RECORDS PROVIDED:

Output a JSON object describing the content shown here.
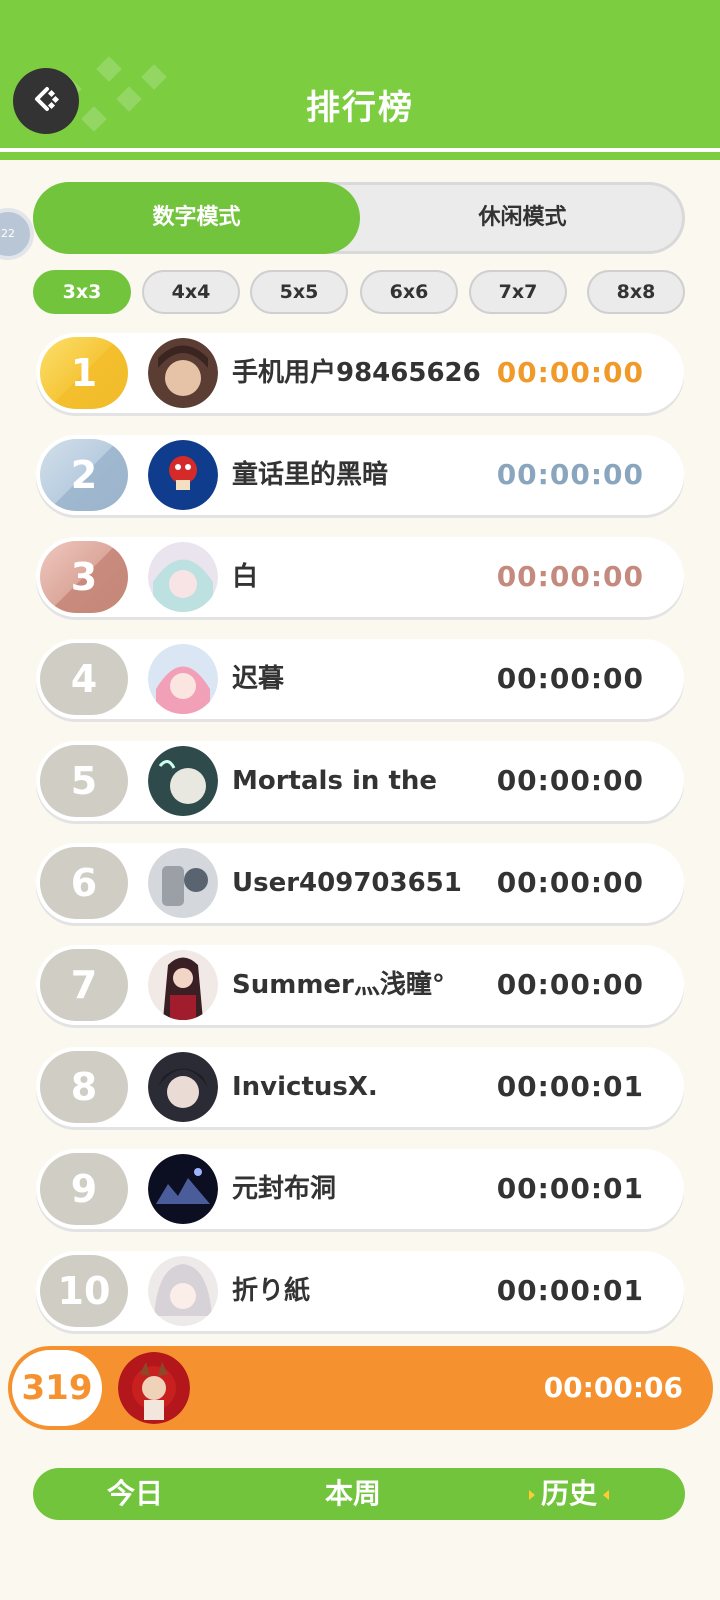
{
  "header": {
    "title": "排行榜"
  },
  "modes": [
    {
      "label": "数字模式",
      "active": true
    },
    {
      "label": "休闲模式",
      "active": false
    }
  ],
  "side_badge": "22",
  "sizes": [
    {
      "label": "3x3",
      "active": true
    },
    {
      "label": "4x4",
      "active": false
    },
    {
      "label": "5x5",
      "active": false
    },
    {
      "label": "6x6",
      "active": false
    },
    {
      "label": "7x7",
      "active": false
    },
    {
      "label": "8x8",
      "active": false
    }
  ],
  "leaderboard": [
    {
      "rank": "1",
      "name": "手机用户98465626",
      "time": "00:00:00",
      "medal": "gold"
    },
    {
      "rank": "2",
      "name": "童话里的黑暗",
      "time": "00:00:00",
      "medal": "silver"
    },
    {
      "rank": "3",
      "name": "白",
      "time": "00:00:00",
      "medal": "bronze"
    },
    {
      "rank": "4",
      "name": "迟暮",
      "time": "00:00:00",
      "medal": "none"
    },
    {
      "rank": "5",
      "name": "Mortals in the",
      "time": "00:00:00",
      "medal": "none"
    },
    {
      "rank": "6",
      "name": "User409703651",
      "time": "00:00:00",
      "medal": "none"
    },
    {
      "rank": "7",
      "name": "Summer灬浅瞳°",
      "time": "00:00:00",
      "medal": "none"
    },
    {
      "rank": "8",
      "name": "InvictusX.",
      "time": "00:00:01",
      "medal": "none"
    },
    {
      "rank": "9",
      "name": "元封布洞",
      "time": "00:00:01",
      "medal": "none"
    },
    {
      "rank": "10",
      "name": "折り紙",
      "time": "00:00:01",
      "medal": "none"
    }
  ],
  "my_entry": {
    "rank": "319",
    "time": "00:00:06"
  },
  "periods": [
    {
      "label": "今日",
      "active": false
    },
    {
      "label": "本周",
      "active": false
    },
    {
      "label": "历史",
      "active": true
    }
  ],
  "colors": {
    "brand_green": "#7dcd41",
    "gold": "#f09a2a",
    "silver": "#8aa6bf",
    "bronze": "#c48a7e",
    "my_row": "#f5922f"
  }
}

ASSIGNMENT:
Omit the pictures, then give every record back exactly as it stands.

WRITTEN RESPONSE:
Output a JSON object describing the content shown here.
{
  "header": {
    "title": "排行榜"
  },
  "modes": [
    {
      "label": "数字模式",
      "active": true
    },
    {
      "label": "休闲模式",
      "active": false
    }
  ],
  "side_badge": "22",
  "sizes": [
    {
      "label": "3x3",
      "active": true
    },
    {
      "label": "4x4",
      "active": false
    },
    {
      "label": "5x5",
      "active": false
    },
    {
      "label": "6x6",
      "active": false
    },
    {
      "label": "7x7",
      "active": false
    },
    {
      "label": "8x8",
      "active": false
    }
  ],
  "leaderboard": [
    {
      "rank": "1",
      "name": "手机用户98465626",
      "time": "00:00:00",
      "medal": "gold"
    },
    {
      "rank": "2",
      "name": "童话里的黑暗",
      "time": "00:00:00",
      "medal": "silver"
    },
    {
      "rank": "3",
      "name": "白",
      "time": "00:00:00",
      "medal": "bronze"
    },
    {
      "rank": "4",
      "name": "迟暮",
      "time": "00:00:00",
      "medal": "none"
    },
    {
      "rank": "5",
      "name": "Mortals in the",
      "time": "00:00:00",
      "medal": "none"
    },
    {
      "rank": "6",
      "name": "User409703651",
      "time": "00:00:00",
      "medal": "none"
    },
    {
      "rank": "7",
      "name": "Summer灬浅瞳°",
      "time": "00:00:00",
      "medal": "none"
    },
    {
      "rank": "8",
      "name": "InvictusX.",
      "time": "00:00:01",
      "medal": "none"
    },
    {
      "rank": "9",
      "name": "元封布洞",
      "time": "00:00:01",
      "medal": "none"
    },
    {
      "rank": "10",
      "name": "折り紙",
      "time": "00:00:01",
      "medal": "none"
    }
  ],
  "my_entry": {
    "rank": "319",
    "time": "00:00:06"
  },
  "periods": [
    {
      "label": "今日",
      "active": false
    },
    {
      "label": "本周",
      "active": false
    },
    {
      "label": "历史",
      "active": true
    }
  ],
  "colors": {
    "brand_green": "#7dcd41",
    "gold": "#f09a2a",
    "silver": "#8aa6bf",
    "bronze": "#c48a7e",
    "my_row": "#f5922f"
  }
}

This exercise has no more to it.